Problem details
The output should be every line below that includes the word "type".

[Source data]
---

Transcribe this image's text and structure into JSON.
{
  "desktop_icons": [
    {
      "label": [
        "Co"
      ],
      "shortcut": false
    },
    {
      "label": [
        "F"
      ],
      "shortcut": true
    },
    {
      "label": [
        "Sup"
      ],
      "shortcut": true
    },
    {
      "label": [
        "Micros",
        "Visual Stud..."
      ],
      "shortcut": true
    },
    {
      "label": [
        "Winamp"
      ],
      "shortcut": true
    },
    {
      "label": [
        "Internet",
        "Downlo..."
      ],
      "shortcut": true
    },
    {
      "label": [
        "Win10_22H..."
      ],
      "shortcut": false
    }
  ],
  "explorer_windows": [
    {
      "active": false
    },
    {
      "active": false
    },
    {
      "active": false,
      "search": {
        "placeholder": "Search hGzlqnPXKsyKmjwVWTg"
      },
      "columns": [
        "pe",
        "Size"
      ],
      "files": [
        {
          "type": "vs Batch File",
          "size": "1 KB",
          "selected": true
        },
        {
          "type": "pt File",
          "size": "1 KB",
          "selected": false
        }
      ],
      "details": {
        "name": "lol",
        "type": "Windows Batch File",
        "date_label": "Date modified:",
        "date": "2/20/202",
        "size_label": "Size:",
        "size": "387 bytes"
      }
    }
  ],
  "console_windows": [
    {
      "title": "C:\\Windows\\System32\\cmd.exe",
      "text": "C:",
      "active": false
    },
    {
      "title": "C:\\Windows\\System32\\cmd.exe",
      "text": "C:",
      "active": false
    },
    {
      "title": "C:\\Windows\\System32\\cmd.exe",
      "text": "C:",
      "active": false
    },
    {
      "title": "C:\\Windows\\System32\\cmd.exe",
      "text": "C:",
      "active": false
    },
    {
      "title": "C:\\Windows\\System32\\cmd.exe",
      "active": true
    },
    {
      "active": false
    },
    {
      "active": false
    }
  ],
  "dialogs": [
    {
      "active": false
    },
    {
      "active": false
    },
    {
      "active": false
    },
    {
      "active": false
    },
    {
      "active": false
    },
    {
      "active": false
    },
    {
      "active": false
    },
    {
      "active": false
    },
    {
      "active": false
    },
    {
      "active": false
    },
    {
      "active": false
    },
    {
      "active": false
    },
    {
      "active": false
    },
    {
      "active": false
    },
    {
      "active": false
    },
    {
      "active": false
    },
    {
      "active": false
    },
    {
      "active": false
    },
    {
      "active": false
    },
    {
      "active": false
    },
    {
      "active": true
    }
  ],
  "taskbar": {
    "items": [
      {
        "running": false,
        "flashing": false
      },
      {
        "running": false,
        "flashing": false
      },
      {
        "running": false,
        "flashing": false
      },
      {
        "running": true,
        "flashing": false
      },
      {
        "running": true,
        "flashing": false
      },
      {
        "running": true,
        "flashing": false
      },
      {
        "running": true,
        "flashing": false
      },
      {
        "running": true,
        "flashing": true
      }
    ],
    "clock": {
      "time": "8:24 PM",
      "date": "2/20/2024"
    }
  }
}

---

Answer to this exercise
          "type": "vs Batch File",
          "type": "pt File",
        "type": "Windows Batch File",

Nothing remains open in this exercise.